Farther down the valley, a row of Humvees near the front of the fight belted streams of bullets into the enemy-held mountainside. A Taliban sniper hiding in the dense forest above fired single shots back at the troops on the valley's floor. The village remained dormant.
"They shoot at us like thieves, so we have to shoot back with force," said Sgt. Hedyatullah Tanha, 22, a platoon commander. "If we don't return fire they will have a long period of time to line up another shot."
Capt. Wahidullah Atifi, a company commander, said constant fighting had sharpened his men, while armored vehicles and extra training had bolstered their confidence.
"The only bad habit my unit has is that they respond to a single shot with a volley of bullets," he said.
Amid the clamor of gunshots, Captain Atifi's cellphone rang. A senior commander urged him to keep his men from shooting so much.
Captain Atifi shrugged then sounded a note growing more common among Afghan commanders as they ponder future battles without American air support: "If we had an attack helicopter," he said, "the fight would be over."
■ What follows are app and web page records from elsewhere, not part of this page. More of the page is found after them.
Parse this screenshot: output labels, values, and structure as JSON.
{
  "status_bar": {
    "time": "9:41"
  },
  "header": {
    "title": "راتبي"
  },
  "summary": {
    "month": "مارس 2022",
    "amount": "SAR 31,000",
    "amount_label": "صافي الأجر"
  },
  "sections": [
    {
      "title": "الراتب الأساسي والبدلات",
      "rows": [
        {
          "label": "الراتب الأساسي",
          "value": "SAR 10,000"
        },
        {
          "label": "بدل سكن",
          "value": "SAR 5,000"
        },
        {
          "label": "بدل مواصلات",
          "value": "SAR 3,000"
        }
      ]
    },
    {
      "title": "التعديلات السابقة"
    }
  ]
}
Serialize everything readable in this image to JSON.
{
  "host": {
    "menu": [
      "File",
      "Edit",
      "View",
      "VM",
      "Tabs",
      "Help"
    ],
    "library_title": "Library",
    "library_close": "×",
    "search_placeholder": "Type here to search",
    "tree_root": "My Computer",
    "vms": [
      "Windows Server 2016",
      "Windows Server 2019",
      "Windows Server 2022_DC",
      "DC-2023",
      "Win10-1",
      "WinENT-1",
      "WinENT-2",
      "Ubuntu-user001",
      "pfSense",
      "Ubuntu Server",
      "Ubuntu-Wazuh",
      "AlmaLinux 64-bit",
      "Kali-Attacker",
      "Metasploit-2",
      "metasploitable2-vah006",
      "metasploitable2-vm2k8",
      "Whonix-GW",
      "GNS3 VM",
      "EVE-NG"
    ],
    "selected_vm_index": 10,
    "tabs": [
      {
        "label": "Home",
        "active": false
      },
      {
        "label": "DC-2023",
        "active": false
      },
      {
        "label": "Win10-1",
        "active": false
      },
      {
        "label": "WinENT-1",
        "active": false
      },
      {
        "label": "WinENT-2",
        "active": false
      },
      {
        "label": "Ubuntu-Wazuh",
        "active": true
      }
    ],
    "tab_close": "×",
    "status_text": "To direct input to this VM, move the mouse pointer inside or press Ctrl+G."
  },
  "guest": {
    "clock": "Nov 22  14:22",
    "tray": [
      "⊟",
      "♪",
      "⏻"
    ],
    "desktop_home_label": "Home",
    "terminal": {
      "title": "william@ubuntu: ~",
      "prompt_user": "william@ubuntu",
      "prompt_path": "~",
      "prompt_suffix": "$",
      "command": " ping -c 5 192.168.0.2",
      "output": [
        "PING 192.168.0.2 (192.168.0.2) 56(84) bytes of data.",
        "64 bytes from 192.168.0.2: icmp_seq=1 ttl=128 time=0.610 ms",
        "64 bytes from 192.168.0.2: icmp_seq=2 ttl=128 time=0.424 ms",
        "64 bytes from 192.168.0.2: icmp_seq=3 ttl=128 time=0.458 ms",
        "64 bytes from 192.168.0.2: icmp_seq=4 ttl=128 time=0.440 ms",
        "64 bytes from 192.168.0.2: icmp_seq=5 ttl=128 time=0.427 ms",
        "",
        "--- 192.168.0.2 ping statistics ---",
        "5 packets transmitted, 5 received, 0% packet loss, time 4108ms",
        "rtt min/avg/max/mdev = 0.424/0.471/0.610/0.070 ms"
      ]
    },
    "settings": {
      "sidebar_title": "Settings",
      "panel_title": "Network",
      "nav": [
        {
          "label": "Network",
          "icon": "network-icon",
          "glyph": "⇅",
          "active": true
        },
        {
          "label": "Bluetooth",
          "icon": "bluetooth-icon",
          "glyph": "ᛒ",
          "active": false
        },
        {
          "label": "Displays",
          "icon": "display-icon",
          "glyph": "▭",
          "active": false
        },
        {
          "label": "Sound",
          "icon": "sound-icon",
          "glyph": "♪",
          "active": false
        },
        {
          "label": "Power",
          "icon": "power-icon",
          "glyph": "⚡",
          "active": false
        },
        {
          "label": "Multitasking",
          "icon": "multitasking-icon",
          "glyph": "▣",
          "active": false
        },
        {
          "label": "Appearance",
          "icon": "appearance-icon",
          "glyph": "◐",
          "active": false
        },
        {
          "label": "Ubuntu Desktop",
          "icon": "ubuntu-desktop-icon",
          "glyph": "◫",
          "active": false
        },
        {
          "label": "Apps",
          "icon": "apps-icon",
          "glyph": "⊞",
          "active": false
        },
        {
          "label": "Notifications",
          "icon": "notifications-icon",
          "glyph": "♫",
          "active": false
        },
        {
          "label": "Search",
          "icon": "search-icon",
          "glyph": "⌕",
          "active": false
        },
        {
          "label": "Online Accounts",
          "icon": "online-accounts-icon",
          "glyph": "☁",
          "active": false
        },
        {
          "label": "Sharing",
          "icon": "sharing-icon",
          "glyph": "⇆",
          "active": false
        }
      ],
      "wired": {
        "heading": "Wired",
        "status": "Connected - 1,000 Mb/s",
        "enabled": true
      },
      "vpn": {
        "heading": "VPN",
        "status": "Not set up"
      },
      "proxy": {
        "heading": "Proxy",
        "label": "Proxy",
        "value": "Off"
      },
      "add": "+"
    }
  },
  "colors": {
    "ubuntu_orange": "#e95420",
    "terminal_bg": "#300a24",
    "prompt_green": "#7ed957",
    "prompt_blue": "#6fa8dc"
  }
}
In reality, if things had gone smoothly, the fight may never have happened in the first place. The army battalion commander had squashed earlier plans for a special unit to take the ridge that later became the Taliban stronghold.
Communication proved to be an obstacle, too. The patchwork of Afghan forces, including border, national and local police, were using different radios, inhibiting communication. To compensate, everyone used cellphones.
By 1:30 p.m., the search of the village concluded, turning up a handful of .50-caliber shells plucked from the floor of an old man's home.
Soldiers began to trail down from the village. As planned, those along the ridgeline began to collapse their positions and make their way down the mountain, covering one another's exits. After hours of sporadic fighting, all were alive and accounted for, officers said.
Then, a stutter of gunfire erupted as the Taliban exploited their vulnerability.
Soon after the soldiers abandoned high ground, insurgents slipped into the vacated positions and began firing down at a pocket of soldiers, now pinned by two lines of fire.
A dozen men piled into four Humvees and raced down the rugged dirt path to the base of the mountain, hoping to ease the enemy assault long enough to break the soldiers free. The frequency of the gunfire intensified, echoing across the valley in tidy snaps.
Twenty minutes later, the convoy reappeared, bringing with it the trapped soldiers, all alive. Taliban bullets whizzed through nearby fields, kicking up small clouds of dust.
As the men began loading into their vehicles to leave, the dormant village awakened. Muzzle flashes began to light up the dark mud windows, winging shots at the departing convoy until it was clear of the valley and on the road back to base.
This article originally appeared in The New York Times.